§ WHAT YOU WILL DO:
Go through the records and report each line holding the string "hydrangea".

§ Data entries:
********
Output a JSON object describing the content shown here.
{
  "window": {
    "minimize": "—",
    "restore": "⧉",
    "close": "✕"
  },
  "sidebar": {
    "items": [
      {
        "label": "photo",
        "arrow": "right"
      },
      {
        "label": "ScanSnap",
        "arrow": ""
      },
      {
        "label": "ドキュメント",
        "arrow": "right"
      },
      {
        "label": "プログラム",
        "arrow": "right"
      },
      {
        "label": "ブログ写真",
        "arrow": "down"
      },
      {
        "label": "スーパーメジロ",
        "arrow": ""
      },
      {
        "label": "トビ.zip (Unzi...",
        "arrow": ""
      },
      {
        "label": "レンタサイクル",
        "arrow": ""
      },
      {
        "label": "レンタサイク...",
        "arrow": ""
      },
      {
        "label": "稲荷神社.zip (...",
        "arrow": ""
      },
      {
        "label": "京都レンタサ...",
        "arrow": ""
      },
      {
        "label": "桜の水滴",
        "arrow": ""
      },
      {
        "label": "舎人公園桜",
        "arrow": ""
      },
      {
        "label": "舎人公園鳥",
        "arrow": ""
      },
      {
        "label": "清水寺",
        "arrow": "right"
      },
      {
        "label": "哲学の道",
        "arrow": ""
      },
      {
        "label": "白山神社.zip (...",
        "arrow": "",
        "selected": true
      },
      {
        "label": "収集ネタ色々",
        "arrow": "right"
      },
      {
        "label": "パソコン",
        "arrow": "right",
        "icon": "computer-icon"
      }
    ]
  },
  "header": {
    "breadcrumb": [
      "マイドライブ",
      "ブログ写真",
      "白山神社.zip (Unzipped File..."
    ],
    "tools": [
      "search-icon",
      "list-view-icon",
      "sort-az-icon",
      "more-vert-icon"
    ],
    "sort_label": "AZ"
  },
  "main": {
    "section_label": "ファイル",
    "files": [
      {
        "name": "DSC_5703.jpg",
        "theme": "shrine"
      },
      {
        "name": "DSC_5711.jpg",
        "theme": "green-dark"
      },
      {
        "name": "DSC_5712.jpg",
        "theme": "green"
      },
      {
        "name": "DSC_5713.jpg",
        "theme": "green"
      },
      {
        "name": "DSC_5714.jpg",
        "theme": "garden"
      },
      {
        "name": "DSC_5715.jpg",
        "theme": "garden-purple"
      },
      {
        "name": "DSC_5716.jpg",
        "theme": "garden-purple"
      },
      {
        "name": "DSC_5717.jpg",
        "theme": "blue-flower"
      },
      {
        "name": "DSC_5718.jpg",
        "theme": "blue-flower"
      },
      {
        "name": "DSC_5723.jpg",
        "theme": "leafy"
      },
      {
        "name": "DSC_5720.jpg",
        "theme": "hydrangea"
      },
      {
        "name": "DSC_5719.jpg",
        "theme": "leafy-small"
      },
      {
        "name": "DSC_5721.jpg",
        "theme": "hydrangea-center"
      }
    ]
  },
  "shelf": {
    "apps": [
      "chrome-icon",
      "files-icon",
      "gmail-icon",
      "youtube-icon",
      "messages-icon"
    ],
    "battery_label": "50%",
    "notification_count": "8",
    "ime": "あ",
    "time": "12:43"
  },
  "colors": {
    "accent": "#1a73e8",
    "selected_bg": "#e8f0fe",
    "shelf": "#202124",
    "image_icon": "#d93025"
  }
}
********
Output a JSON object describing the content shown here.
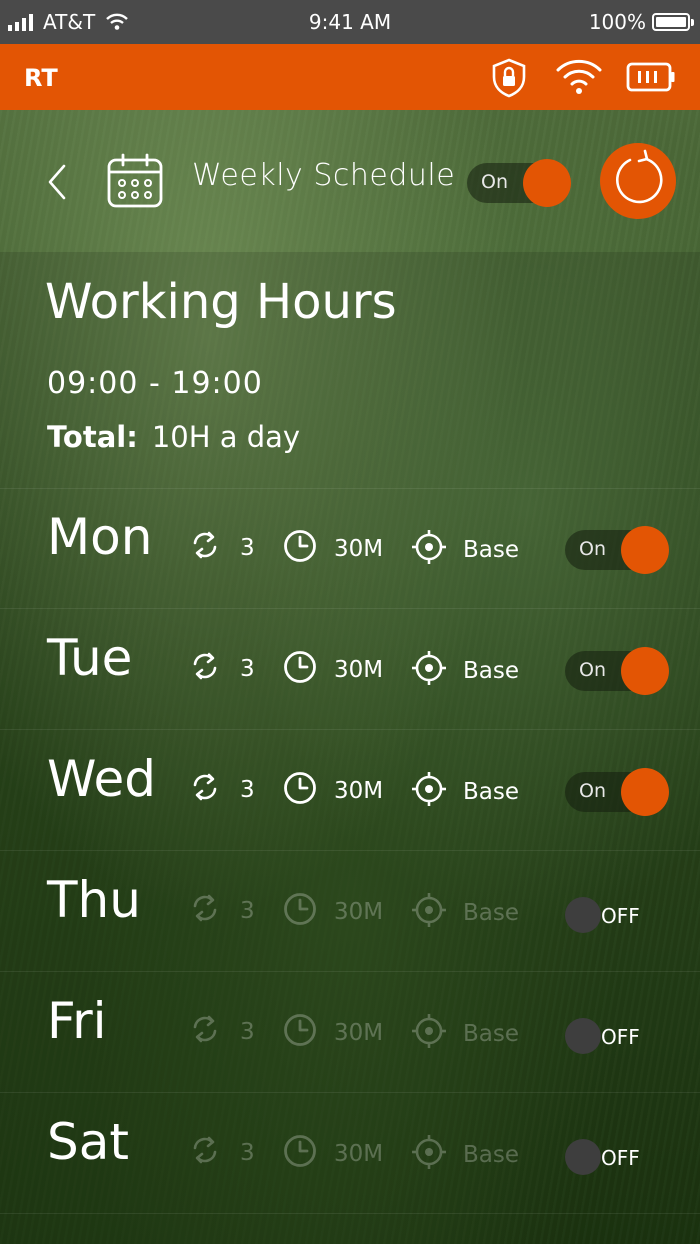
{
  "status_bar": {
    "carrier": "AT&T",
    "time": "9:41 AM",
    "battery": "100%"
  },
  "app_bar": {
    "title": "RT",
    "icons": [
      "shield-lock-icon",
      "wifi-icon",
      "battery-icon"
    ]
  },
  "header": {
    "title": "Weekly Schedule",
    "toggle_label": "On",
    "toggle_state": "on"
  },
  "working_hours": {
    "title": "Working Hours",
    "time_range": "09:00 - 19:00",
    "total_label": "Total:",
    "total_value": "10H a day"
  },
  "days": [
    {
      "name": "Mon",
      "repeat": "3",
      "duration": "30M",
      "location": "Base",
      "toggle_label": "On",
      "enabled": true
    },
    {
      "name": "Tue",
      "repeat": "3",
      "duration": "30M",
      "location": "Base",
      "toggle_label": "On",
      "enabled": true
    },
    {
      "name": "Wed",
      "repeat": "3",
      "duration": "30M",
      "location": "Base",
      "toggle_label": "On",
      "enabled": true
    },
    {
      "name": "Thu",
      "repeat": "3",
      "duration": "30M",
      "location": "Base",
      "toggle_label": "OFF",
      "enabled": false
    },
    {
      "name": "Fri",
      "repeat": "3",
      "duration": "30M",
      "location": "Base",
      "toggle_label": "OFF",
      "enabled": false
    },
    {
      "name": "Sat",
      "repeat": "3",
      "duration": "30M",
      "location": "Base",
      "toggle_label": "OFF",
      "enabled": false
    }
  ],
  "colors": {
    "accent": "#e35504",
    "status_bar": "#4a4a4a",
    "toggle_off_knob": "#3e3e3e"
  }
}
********
§ WORKED SOLUTION:
        "theme": "hydrangea"
        "theme": "hydrangea-center"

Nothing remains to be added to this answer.